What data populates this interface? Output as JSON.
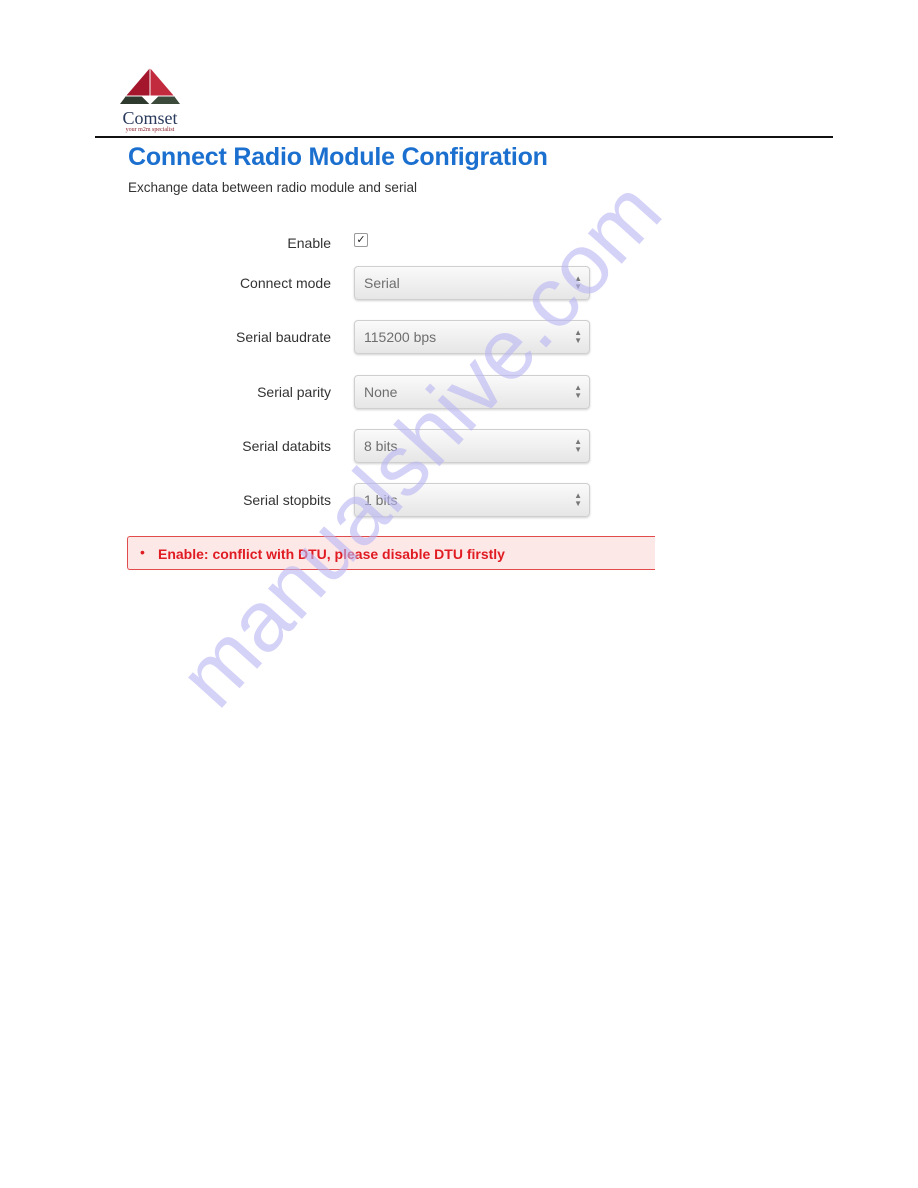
{
  "document_header": {
    "logo": {
      "name": "Comset",
      "tagline": "your m2m specialist",
      "colors": {
        "top": "#a3162c",
        "bottom": "#2e3a2e"
      }
    }
  },
  "screenshot": {
    "title": "Connect Radio Module Configration",
    "subtitle": "Exchange data between radio module and serial",
    "fields": [
      {
        "label": "Enable",
        "type": "checkbox",
        "checked": true,
        "value": "✓"
      },
      {
        "label": "Connect mode",
        "type": "select",
        "value": "Serial"
      },
      {
        "label": "Serial baudrate",
        "type": "select",
        "value": "115200 bps"
      },
      {
        "label": "Serial parity",
        "type": "select",
        "value": "None"
      },
      {
        "label": "Serial databits",
        "type": "select",
        "value": "8 bits"
      },
      {
        "label": "Serial stopbits",
        "type": "select",
        "value": "1 bits"
      }
    ],
    "select_arrows": "▲▼",
    "error": {
      "bullet": "•",
      "message": "Enable: conflict with DTU, please disable DTU firstly",
      "color": "#e01b22"
    }
  },
  "watermark": "manualshive.com"
}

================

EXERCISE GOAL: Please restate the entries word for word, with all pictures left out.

ANSWER BOX:
What data populates this interface? Output as JSON.
{
  "document_header": {
    "logo": {
      "name": "Comset",
      "tagline": "your m2m specialist",
      "colors": {
        "top": "#a3162c",
        "bottom": "#2e3a2e"
      }
    }
  },
  "screenshot": {
    "title": "Connect Radio Module Configration",
    "subtitle": "Exchange data between radio module and serial",
    "fields": [
      {
        "label": "Enable",
        "type": "checkbox",
        "checked": true,
        "value": "✓"
      },
      {
        "label": "Connect mode",
        "type": "select",
        "value": "Serial"
      },
      {
        "label": "Serial baudrate",
        "type": "select",
        "value": "115200 bps"
      },
      {
        "label": "Serial parity",
        "type": "select",
        "value": "None"
      },
      {
        "label": "Serial databits",
        "type": "select",
        "value": "8 bits"
      },
      {
        "label": "Serial stopbits",
        "type": "select",
        "value": "1 bits"
      }
    ],
    "select_arrows": "▲▼",
    "error": {
      "bullet": "•",
      "message": "Enable: conflict with DTU, please disable DTU firstly",
      "color": "#e01b22"
    }
  },
  "watermark": "manualshive.com"
}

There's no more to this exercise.